◆ The problem
Please filter the entries for the word "people" and copy every line that has it.

(Data extracted from a collection)
===============
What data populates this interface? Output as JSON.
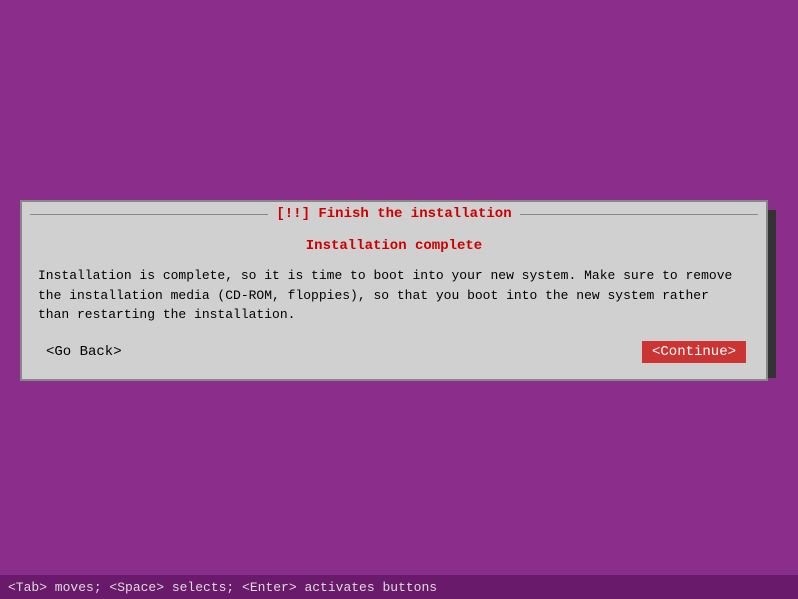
{
  "background_color": "#8B2D8B",
  "dialog": {
    "title": "[!!] Finish the installation",
    "subtitle": "Installation complete",
    "message": "Installation is complete, so it is time to boot into your new system. Make sure to remove\nthe installation media (CD-ROM, floppies), so that you boot into the new system rather\nthan restarting the installation.",
    "go_back_label": "<Go Back>",
    "continue_label": "<Continue>"
  },
  "status_bar": {
    "text": "<Tab> moves; <Space> selects; <Enter> activates buttons"
  }
}
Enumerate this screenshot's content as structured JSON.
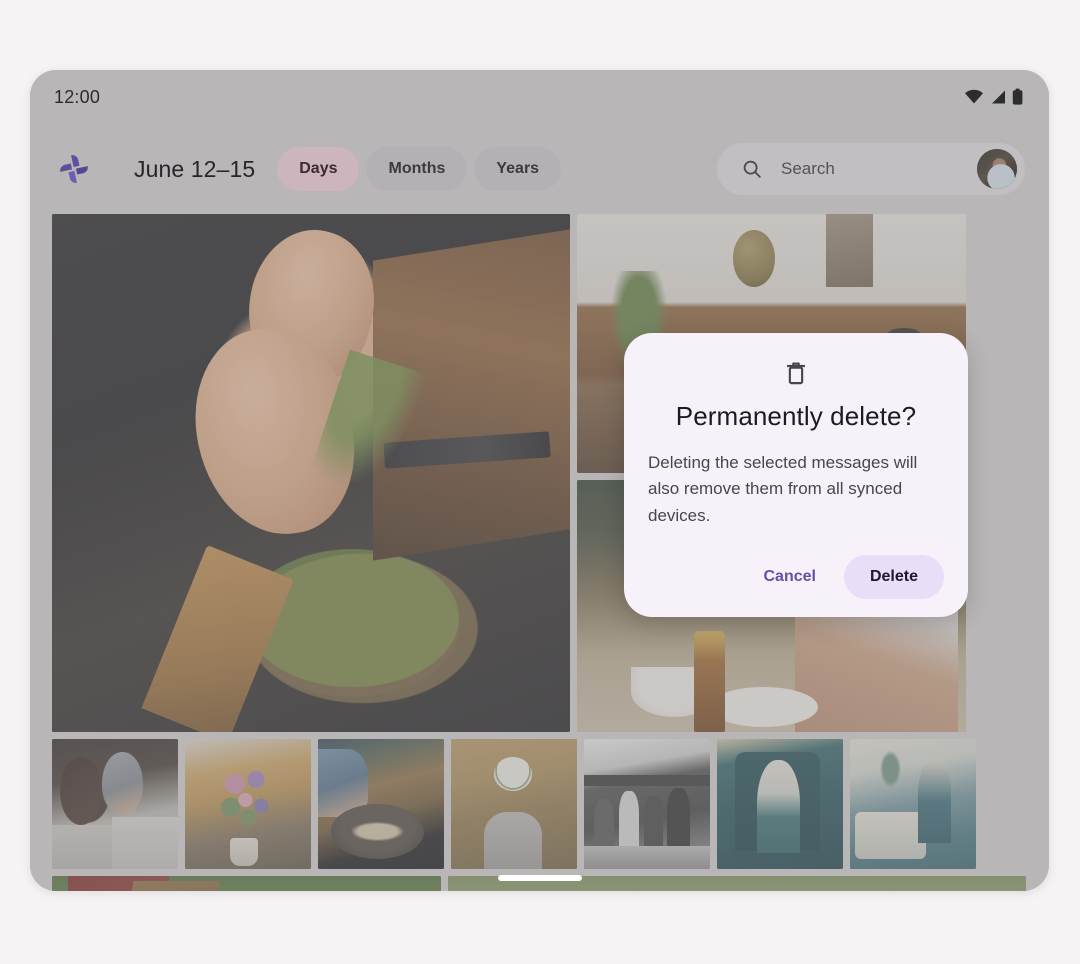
{
  "device": {
    "status_bar": {
      "time": "12:00",
      "icons": [
        "wifi-icon",
        "signal-icon",
        "battery-icon"
      ]
    },
    "home_indicator": "home-indicator"
  },
  "app_bar": {
    "logo_icon": "google-photos-pinwheel-icon",
    "date_range": "June 12–15",
    "chips": [
      {
        "label": "Days",
        "selected": true
      },
      {
        "label": "Months",
        "selected": false
      },
      {
        "label": "Years",
        "selected": false
      }
    ],
    "search": {
      "icon": "search-icon",
      "placeholder": "Search",
      "value": ""
    },
    "avatar": "user-avatar"
  },
  "grid": {
    "rows": [
      {
        "cells": [
          {
            "name": "photo-cooking-hands",
            "alt": "hands sprinkling herbs over a pan of mushrooms"
          },
          {
            "name": "photo-group-in-room",
            "alt": "group of friends covering faces in a room"
          },
          {
            "name": "photo-table-with-bottle",
            "alt": "people at a table with bowls and a bottle"
          }
        ]
      },
      {
        "cells": [
          {
            "name": "photo-couple-drinking",
            "alt": "two people drinking at a table"
          },
          {
            "name": "photo-flower-bouquet",
            "alt": "bouquet of flowers on a table"
          },
          {
            "name": "photo-skillet-cooking",
            "alt": "person cooking mushrooms in a skillet"
          },
          {
            "name": "photo-lunch-table",
            "alt": "person at a wooden lunch table"
          },
          {
            "name": "photo-bw-group",
            "alt": "black and white photo of a group"
          },
          {
            "name": "photo-teal-portrait",
            "alt": "teal toned portrait of a seated person"
          },
          {
            "name": "photo-teal-room",
            "alt": "teal toned photo of people in a room"
          }
        ]
      },
      {
        "cells": [
          {
            "name": "photo-camp-grass",
            "alt": "tent on grass"
          },
          {
            "name": "photo-field-grass",
            "alt": "grassy field"
          }
        ]
      }
    ]
  },
  "dialog": {
    "icon": "trash-icon",
    "title": "Permanently delete?",
    "body": "Deleting the selected messages will also remove them from all synced devices.",
    "cancel_label": "Cancel",
    "confirm_label": "Delete"
  },
  "colors": {
    "page_background": "#f5f3f4",
    "device_frame": "#b9b6b8",
    "chip_selected": "#ccb5bd",
    "chip_default": "#b4b1b6",
    "dialog_surface": "#f7f2f9",
    "dialog_tonal_button": "#e8def8",
    "cancel_text": "#6750a4",
    "title_text": "#1d1b20",
    "body_text": "#49454e"
  }
}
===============
◆ Problem solution
            "alt": "people at a table with bowls and a bottle"
            "alt": "two people drinking at a table"
            "alt": "teal toned photo of people in a room"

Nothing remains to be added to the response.